72 years ago, the Iranian Parliament ratified oil legislation that caused extreme worry for neocolonial powers.
Led by Prime Minister Mosaddegh and religious figures such as Ayatollah Kashani, the nationalization of Iran’s oil entered a new phase on [Iranian calendar month of] Esfand 29 (falling on March 20) after the Majlis passed the related legislation.
The movement sought to cut the hands of Britain that was exploiting Iran’s oil and giving a tiny portion back to the country. London could not tolerate such a movement for many reasons and hence set the stage for a coup against Mosaddegh two years later with the cooperation of Americans.
Western companies had been involved in the extraction of oil in Iran and other countries in the Middle East since extraction had become technically and financially feasible.
By the end of the 1940s, there was a growing resentment in Iran to the huge imbalance in oil revenues that the British government and the Iranian government were receiving from the Anglo-Iranian Oil Company (AIOC), formerly the Anglo-Persian Oil Company. Similar arrangements between the US and countries such as Saudi Arabia seemed more equitable and in 1950, Britain offered a new concession to Iraq with regard to oil revenue.

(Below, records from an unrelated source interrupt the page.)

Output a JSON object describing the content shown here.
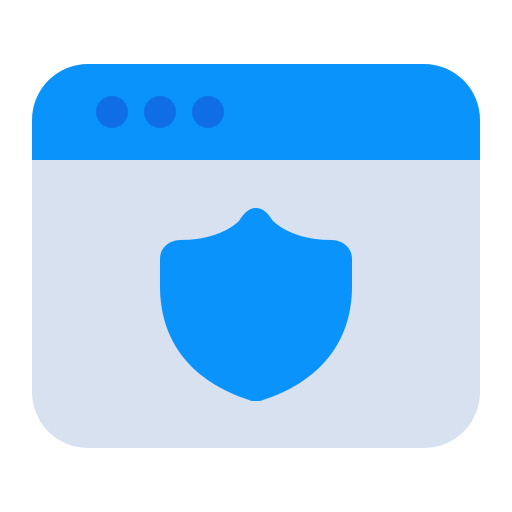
{
  "window": {
    "title": "",
    "controls": [
      "dot-1",
      "dot-2",
      "dot-3"
    ],
    "colors": {
      "titlebar": "#0a93fb",
      "body": "#d7e1ef",
      "dots": "#0f6ee6",
      "shield": "#0a93fb"
    }
  },
  "content": {
    "icon": "shield-icon"
  }
}
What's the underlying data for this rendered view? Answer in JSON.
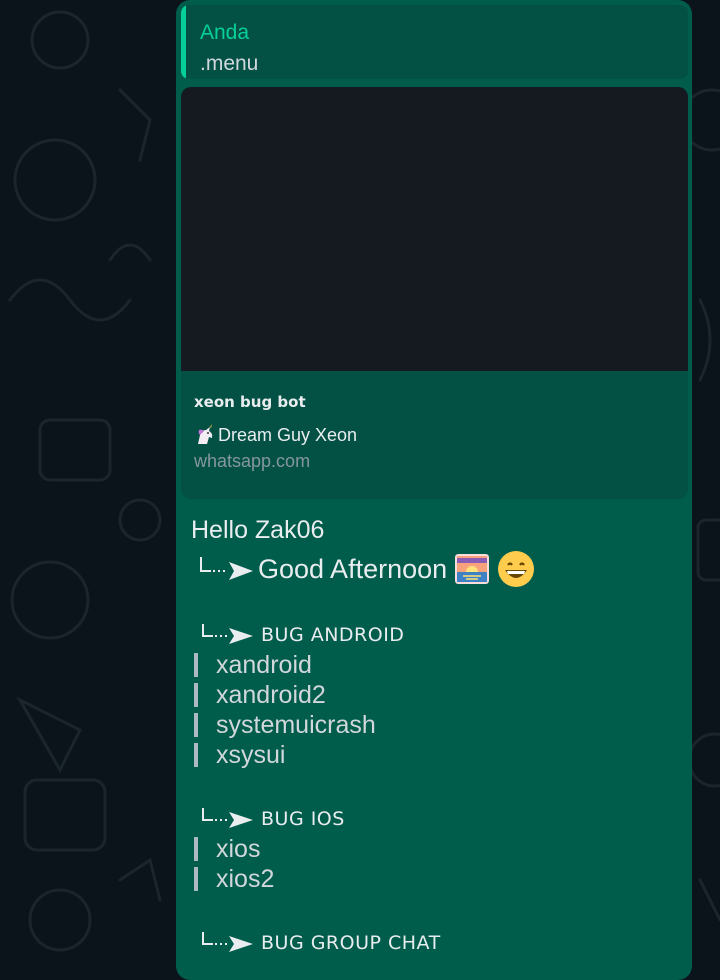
{
  "quote": {
    "author": "Anda",
    "text": ".menu"
  },
  "link_preview": {
    "title": "xeon bug bot",
    "description": "Dream Guy Xeon",
    "domain": "whatsapp.com",
    "icon": "unicorn-icon"
  },
  "message": {
    "greeting": "Hello Zak06",
    "time_greeting": "Good Afternoon",
    "emoji_icons": [
      "sunset-icon",
      "grinning-face-icon"
    ],
    "sections": [
      {
        "title": "BUG ANDROID",
        "items": [
          "xandroid",
          "xandroid2",
          "systemuicrash",
          "xsysui"
        ]
      },
      {
        "title": "BUG IOS",
        "items": [
          "xios",
          "xios2"
        ]
      },
      {
        "title": "BUG GROUP CHAT",
        "items": []
      }
    ]
  },
  "colors": {
    "bubble": "#005c4b",
    "quote_accent": "#06cf9c",
    "background": "#0b141a"
  }
}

This fuelled a surge in anti-British rhetoric, with the leader of the National Front of Iran, Dr Mohammad Mosaddegh leading calls to end foreign influence in Iran and nationalizing the oil industry.